### Exercise brief
After checking the listing below, say how many of its lines contain the string "title". Only the number is needed.

### Record set
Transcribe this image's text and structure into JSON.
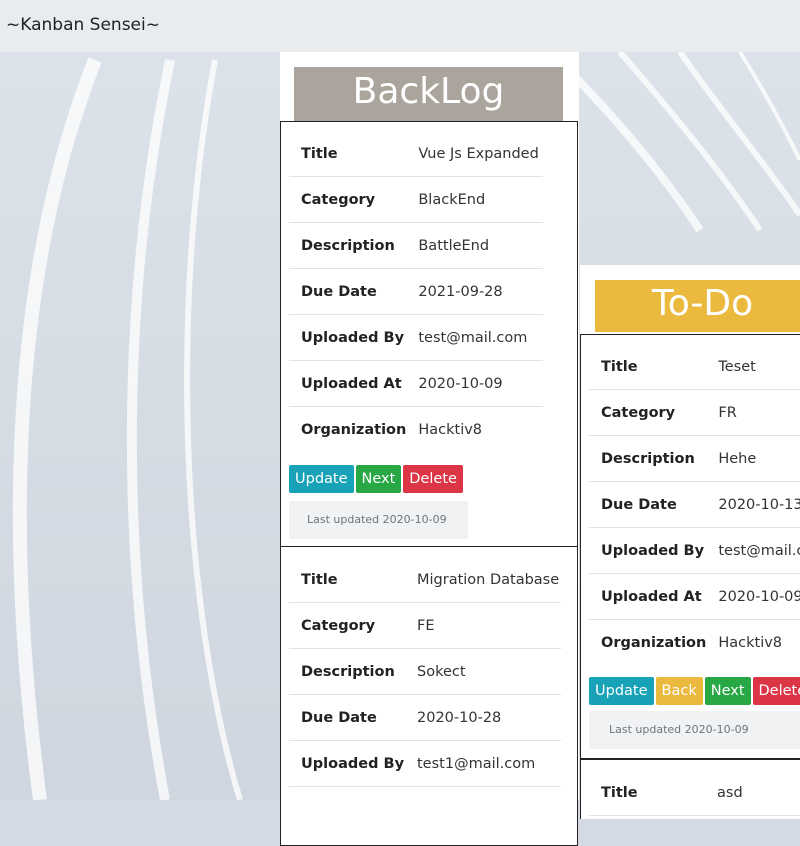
{
  "app": {
    "title": "~Kanban Sensei~"
  },
  "labels": {
    "title": "Title",
    "category": "Category",
    "description": "Description",
    "due_date": "Due Date",
    "uploaded_by": "Uploaded By",
    "uploaded_at": "Uploaded At",
    "organization": "Organization"
  },
  "buttons": {
    "update": "Update",
    "next": "Next",
    "delete": "Delete",
    "back": "Back"
  },
  "backlog": {
    "title": "BackLog",
    "cards": [
      {
        "title": "Vue Js Expanded",
        "category": "BlackEnd",
        "description": "BattleEnd",
        "due_date": "2021-09-28",
        "uploaded_by": "test@mail.com",
        "uploaded_at": "2020-10-09",
        "organization": "Hacktiv8",
        "last_updated": "Last updated 2020-10-09"
      },
      {
        "title": "Migration Database",
        "category": "FE",
        "description": "Sokect",
        "due_date": "2020-10-28",
        "uploaded_by": "test1@mail.com"
      }
    ]
  },
  "todo": {
    "title": "To-Do",
    "cards": [
      {
        "title": "Teset",
        "category": "FR",
        "description": "Hehe",
        "due_date": "2020-10-13",
        "uploaded_by": "test@mail.com",
        "uploaded_at": "2020-10-09",
        "organization": "Hacktiv8",
        "last_updated": "Last updated 2020-10-09"
      },
      {
        "title": "asd"
      }
    ]
  },
  "colors": {
    "backlog_header": "#aba49c",
    "todo_header": "#eab93d"
  }
}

### Answer for the task
8